Should research into mechanical reproduction technologies be unlimited? This question is a key one for the future of art. It is difficult to imagine art in a world without reproduction. Creating a mechanical replica of a work of art will completely change the way we view it and, ultimately, the way we react to it. In the age of mass production, we tend to consume conventional works uncritically, but we despise anything new and different.
The role of human hands in the creation of art
In this article, we will look at the history of the camera and how early critics of film reacted to mechanical advances. In Benjamin’s article, he discusses the role of the human hand in the creation of art. The camera replaces the art of working with hands, whereas early critics of film see the importance of ritualistic methods. While mechanical reproduction has enabled the creation of new forms of art, it has also made it possible to improve existing forms of art.

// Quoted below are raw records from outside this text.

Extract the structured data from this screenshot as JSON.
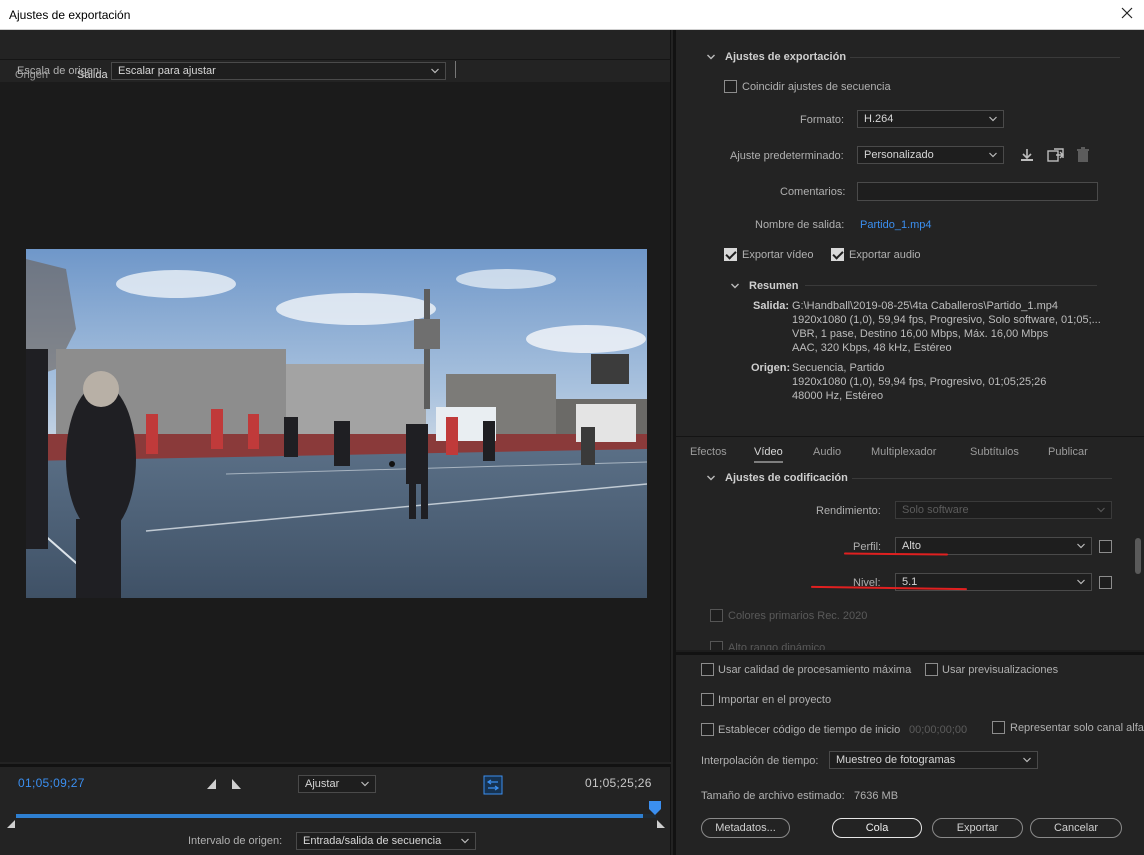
{
  "window": {
    "title": "Ajustes de exportación"
  },
  "left": {
    "tabs": [
      {
        "label": "Origen"
      },
      {
        "label": "Salida"
      }
    ],
    "scale_label": "Escala de origen:",
    "scale_value": "Escalar para ajustar",
    "timeline": {
      "tc_in": "01;05;09;27",
      "tc_out": "01;05;25;26",
      "fit_value": "Ajustar",
      "range_label": "Intervalo de origen:",
      "range_value": "Entrada/salida de secuencia",
      "progress": 0.98
    }
  },
  "export_settings": {
    "section_title": "Ajustes de exportación",
    "match_sequence_label": "Coincidir ajustes de secuencia",
    "format_label": "Formato:",
    "format_value": "H.264",
    "preset_label": "Ajuste predeterminado:",
    "preset_value": "Personalizado",
    "comments_label": "Comentarios:",
    "comments_value": "",
    "output_name_label": "Nombre de salida:",
    "output_name_value": "Partido_1.mp4",
    "export_video_label": "Exportar vídeo",
    "export_audio_label": "Exportar audio",
    "summary": {
      "title": "Resumen",
      "output_label": "Salida:",
      "output_lines": [
        "G:\\Handball\\2019-08-25\\4ta Caballeros\\Partido_1.mp4",
        "1920x1080 (1,0), 59,94 fps, Progresivo, Solo software, 01;05;...",
        "VBR, 1 pase, Destino 16,00 Mbps, Máx. 16,00 Mbps",
        "AAC, 320 Kbps, 48 kHz, Estéreo"
      ],
      "source_label": "Origen:",
      "source_lines": [
        "Secuencia, Partido",
        "1920x1080 (1,0), 59,94 fps, Progresivo, 01;05;25;26",
        "48000 Hz, Estéreo"
      ]
    }
  },
  "settings_tabs": [
    {
      "label": "Efectos"
    },
    {
      "label": "Vídeo"
    },
    {
      "label": "Audio"
    },
    {
      "label": "Multiplexador"
    },
    {
      "label": "Subtítulos"
    },
    {
      "label": "Publicar"
    }
  ],
  "encoding": {
    "section_title": "Ajustes de codificación",
    "performance_label": "Rendimiento:",
    "performance_value": "Solo software",
    "profile_label": "Perfil:",
    "profile_value": "Alto",
    "level_label": "Nivel:",
    "level_value": "5.1",
    "rec2020_label": "Colores primarios Rec. 2020",
    "hdr_label": "Alto rango dinámico"
  },
  "bottom": {
    "max_quality_label": "Usar calidad de procesamiento máxima",
    "use_previews_label": "Usar previsualizaciones",
    "import_label": "Importar en el proyecto",
    "start_tc_label": "Establecer código de tiempo de inicio",
    "start_tc_value": "00;00;00;00",
    "alpha_label": "Representar solo canal alfa",
    "interp_label": "Interpolación de tiempo:",
    "interp_value": "Muestreo de fotogramas",
    "filesize_label": "Tamaño de archivo estimado:",
    "filesize_value": "7636 MB",
    "buttons": {
      "metadata": "Metadatos...",
      "queue": "Cola",
      "export": "Exportar",
      "cancel": "Cancelar"
    }
  },
  "colors": {
    "accent_blue": "#3b8ff0",
    "annotation_red": "#e02020",
    "panel_bg": "#232323"
  }
}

The ability to reproduce everything expands the range of objects
In another article, Benjamin examines how mechanical advances have altered the meaning of art. He argues that the increasing speed of reproduction and the ability to reproduce everything expands the range of objects that can be produced and devalues the original. To truly appreciate an object, it must have a specific purpose and a unique existence. In many ways, the traditional definition of art is a result of the human hand.
Mechanical reproduction has a negative impact on the traditional meaning of the industry
Benjamin argues that mechanical reproduction has a negative impact on the traditional meaning of art. He argues that the use of reproduction technologies has created a political aesthetic that has devalued the original. In contrast, the Communist use of mechanical reproduction technology resists this influence and aims to redistribute property. In his book, he explains the history of mechanical reproduction and the role it plays in the production of art.
New technologies can adversely affect the traditional meaning of the industry
While Benjamin’s arguments have been controversial, they are still a useful starting point for debate. The first is that the new technology may have an adverse effect on the traditional meaning of art. If the new technology is more efficient and cheaper, then the artist will have to compromise on the original for the sake of the new technology. It will also be better for the artist if the process is more effective and aesthetically pleasing.
While Benjamin’s argument is persuasive, he also raises important ethical issues. Consider Benjamin’s essay, “Should research into mechanical reproduction technologies be unlimited? “, by Hannah Arendt, in the same vein, asks the same question. But in the end, Benjamin’s arguments are not surprising. If one believes that the new technology does not threaten artistic values, then it should be banned.